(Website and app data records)
- Opening Delimiter -

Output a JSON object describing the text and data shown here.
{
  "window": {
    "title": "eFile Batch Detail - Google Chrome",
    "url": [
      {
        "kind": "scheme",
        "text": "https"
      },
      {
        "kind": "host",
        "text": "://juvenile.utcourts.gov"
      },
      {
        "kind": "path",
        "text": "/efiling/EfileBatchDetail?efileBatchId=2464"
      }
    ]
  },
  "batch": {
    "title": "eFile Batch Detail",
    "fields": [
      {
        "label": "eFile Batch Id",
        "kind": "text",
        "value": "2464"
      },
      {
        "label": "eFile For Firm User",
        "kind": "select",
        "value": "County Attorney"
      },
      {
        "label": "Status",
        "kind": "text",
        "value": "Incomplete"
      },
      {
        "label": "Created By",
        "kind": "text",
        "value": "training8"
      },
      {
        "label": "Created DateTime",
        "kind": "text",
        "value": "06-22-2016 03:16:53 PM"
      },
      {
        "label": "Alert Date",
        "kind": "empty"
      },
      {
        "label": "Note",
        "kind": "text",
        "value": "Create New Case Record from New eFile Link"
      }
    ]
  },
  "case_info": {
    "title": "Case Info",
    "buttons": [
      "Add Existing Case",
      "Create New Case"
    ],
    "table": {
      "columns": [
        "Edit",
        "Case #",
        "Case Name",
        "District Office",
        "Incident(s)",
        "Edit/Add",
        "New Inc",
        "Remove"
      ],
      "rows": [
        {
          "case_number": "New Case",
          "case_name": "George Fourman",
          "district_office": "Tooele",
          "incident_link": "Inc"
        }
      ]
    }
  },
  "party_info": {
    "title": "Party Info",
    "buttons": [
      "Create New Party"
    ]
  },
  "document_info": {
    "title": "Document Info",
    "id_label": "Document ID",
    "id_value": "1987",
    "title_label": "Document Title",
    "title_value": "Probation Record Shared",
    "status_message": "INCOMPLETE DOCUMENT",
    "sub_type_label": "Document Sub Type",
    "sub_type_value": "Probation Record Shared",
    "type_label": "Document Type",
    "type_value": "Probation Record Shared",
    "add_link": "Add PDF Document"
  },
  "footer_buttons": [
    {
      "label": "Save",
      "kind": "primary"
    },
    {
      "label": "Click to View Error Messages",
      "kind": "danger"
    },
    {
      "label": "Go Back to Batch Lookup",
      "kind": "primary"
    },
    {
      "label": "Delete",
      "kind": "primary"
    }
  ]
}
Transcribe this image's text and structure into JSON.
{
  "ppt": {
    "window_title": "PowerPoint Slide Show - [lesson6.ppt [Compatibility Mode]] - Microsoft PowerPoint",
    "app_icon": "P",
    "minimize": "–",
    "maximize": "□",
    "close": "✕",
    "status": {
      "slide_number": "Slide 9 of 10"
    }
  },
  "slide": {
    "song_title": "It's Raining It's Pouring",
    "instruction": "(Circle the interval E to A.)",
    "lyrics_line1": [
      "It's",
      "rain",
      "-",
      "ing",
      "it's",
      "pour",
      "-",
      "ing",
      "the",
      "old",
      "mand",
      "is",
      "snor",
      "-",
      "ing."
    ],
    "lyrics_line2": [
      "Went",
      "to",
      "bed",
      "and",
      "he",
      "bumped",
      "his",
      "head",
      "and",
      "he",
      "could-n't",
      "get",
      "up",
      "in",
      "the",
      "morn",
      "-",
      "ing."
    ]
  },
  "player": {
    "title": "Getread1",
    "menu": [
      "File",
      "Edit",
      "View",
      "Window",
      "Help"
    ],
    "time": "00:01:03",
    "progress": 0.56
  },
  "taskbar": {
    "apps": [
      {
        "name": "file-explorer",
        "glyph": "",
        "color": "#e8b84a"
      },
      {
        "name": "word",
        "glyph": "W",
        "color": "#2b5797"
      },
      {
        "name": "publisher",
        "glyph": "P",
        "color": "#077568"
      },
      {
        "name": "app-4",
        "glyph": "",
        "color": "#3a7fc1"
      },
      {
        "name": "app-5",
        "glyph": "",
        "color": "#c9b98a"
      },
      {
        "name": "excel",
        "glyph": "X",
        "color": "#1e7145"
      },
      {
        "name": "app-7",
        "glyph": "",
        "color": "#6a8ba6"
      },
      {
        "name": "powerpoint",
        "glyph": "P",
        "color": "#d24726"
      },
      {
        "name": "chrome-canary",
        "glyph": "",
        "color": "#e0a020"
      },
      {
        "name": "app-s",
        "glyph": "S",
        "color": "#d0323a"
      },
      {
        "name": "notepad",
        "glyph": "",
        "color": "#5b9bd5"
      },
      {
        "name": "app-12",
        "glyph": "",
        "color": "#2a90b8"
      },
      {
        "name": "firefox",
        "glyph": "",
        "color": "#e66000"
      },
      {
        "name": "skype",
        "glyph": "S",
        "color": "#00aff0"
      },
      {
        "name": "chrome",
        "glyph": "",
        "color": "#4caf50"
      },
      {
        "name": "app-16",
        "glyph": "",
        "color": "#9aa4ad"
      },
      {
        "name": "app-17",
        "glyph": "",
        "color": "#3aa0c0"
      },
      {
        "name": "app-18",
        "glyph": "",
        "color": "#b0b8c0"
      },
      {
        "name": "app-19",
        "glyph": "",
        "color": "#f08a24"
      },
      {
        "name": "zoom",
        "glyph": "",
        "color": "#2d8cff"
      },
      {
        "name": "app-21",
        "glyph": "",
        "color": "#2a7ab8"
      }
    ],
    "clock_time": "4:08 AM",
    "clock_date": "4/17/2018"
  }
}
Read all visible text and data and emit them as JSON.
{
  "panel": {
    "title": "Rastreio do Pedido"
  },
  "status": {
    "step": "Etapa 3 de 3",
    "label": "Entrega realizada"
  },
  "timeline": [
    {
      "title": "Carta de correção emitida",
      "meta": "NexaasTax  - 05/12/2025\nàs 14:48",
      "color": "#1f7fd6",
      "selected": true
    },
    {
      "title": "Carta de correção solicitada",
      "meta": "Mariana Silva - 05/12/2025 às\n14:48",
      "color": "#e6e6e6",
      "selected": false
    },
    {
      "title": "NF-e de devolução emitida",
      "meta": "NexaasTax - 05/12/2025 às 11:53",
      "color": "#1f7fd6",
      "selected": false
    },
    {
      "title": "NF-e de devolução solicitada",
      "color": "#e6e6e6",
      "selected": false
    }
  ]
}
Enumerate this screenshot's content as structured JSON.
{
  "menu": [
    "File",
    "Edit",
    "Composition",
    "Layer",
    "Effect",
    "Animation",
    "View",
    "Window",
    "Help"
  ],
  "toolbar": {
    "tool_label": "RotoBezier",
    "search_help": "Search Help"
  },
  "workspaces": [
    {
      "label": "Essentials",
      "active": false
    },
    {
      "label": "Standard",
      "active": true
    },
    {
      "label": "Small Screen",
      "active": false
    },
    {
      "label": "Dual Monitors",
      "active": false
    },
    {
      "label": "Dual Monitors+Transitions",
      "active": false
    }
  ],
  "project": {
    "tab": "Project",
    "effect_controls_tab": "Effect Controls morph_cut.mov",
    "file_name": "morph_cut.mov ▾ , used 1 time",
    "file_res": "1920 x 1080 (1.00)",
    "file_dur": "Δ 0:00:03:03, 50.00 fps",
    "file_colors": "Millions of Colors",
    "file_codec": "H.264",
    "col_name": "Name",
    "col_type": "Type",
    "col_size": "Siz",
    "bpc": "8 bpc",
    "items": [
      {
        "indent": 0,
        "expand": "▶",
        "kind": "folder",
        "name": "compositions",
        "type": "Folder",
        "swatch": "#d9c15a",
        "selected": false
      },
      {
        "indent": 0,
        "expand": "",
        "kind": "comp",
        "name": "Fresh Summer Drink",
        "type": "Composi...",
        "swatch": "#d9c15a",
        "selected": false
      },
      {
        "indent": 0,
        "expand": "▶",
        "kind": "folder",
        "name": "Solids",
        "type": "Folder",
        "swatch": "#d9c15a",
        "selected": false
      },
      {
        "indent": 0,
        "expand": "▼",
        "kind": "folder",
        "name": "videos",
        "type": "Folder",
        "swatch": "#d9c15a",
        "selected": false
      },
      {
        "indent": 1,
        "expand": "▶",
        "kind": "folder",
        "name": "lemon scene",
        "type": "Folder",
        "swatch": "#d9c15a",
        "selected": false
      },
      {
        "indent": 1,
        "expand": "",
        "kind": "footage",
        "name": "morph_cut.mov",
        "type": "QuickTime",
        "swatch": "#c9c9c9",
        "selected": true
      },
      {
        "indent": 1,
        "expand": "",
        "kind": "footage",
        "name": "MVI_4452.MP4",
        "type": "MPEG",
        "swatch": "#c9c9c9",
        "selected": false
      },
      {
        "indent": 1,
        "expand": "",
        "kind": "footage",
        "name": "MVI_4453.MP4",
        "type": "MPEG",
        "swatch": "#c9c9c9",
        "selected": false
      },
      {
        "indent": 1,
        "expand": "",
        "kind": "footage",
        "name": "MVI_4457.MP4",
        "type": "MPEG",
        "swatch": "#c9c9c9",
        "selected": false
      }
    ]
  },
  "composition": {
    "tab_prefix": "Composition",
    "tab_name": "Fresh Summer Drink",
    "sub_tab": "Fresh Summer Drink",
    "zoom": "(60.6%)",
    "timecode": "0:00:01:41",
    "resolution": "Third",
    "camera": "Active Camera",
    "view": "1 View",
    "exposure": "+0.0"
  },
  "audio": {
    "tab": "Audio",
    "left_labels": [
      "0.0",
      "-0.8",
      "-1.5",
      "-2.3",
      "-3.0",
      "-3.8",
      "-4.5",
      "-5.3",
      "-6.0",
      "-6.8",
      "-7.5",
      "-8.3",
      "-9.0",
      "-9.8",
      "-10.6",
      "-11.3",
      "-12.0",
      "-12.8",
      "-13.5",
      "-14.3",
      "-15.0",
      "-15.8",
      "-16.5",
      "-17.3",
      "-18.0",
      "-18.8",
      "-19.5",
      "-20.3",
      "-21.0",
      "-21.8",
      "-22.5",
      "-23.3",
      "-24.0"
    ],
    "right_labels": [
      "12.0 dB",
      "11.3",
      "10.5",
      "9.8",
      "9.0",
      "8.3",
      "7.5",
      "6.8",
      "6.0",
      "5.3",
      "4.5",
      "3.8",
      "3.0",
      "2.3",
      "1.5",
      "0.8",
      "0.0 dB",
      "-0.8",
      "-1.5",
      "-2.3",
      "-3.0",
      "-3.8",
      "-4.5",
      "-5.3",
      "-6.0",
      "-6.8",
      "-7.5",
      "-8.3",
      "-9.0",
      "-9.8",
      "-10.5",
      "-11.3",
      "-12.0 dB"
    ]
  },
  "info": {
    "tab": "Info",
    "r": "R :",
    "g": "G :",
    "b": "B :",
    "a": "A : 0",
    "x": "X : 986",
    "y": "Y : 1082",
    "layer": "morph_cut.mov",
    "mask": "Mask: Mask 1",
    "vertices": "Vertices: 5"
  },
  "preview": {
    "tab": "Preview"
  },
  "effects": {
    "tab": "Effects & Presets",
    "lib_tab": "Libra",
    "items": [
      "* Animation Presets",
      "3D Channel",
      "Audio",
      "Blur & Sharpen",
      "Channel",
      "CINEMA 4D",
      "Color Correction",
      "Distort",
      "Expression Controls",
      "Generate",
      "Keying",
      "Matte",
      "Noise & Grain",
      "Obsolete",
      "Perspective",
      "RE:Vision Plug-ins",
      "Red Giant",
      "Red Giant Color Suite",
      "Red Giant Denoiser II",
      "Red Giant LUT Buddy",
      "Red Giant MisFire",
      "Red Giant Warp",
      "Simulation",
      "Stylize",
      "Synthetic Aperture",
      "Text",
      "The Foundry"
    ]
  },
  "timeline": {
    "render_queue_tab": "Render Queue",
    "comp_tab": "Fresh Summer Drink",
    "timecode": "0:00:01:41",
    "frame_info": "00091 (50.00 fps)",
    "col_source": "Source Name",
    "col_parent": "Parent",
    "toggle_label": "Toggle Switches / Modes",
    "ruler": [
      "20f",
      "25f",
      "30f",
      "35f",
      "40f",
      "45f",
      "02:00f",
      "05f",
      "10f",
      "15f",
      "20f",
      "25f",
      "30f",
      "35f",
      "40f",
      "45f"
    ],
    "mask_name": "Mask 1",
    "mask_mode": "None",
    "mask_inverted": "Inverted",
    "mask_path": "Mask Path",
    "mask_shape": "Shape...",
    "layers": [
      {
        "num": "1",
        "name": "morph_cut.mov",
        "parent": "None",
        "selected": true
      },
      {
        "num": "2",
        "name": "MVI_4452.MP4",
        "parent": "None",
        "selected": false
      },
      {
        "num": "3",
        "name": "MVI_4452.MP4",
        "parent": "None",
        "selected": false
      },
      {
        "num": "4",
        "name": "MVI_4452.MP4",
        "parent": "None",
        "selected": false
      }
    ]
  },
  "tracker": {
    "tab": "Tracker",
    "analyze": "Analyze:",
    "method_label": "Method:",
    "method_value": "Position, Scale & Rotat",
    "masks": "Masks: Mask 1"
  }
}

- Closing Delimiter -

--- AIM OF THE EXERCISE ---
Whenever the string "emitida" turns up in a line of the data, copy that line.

--- WRITTEN SOLUTION ---
      "title": "Carta de correção emitida",
      "title": "NF-e de devolução emitida",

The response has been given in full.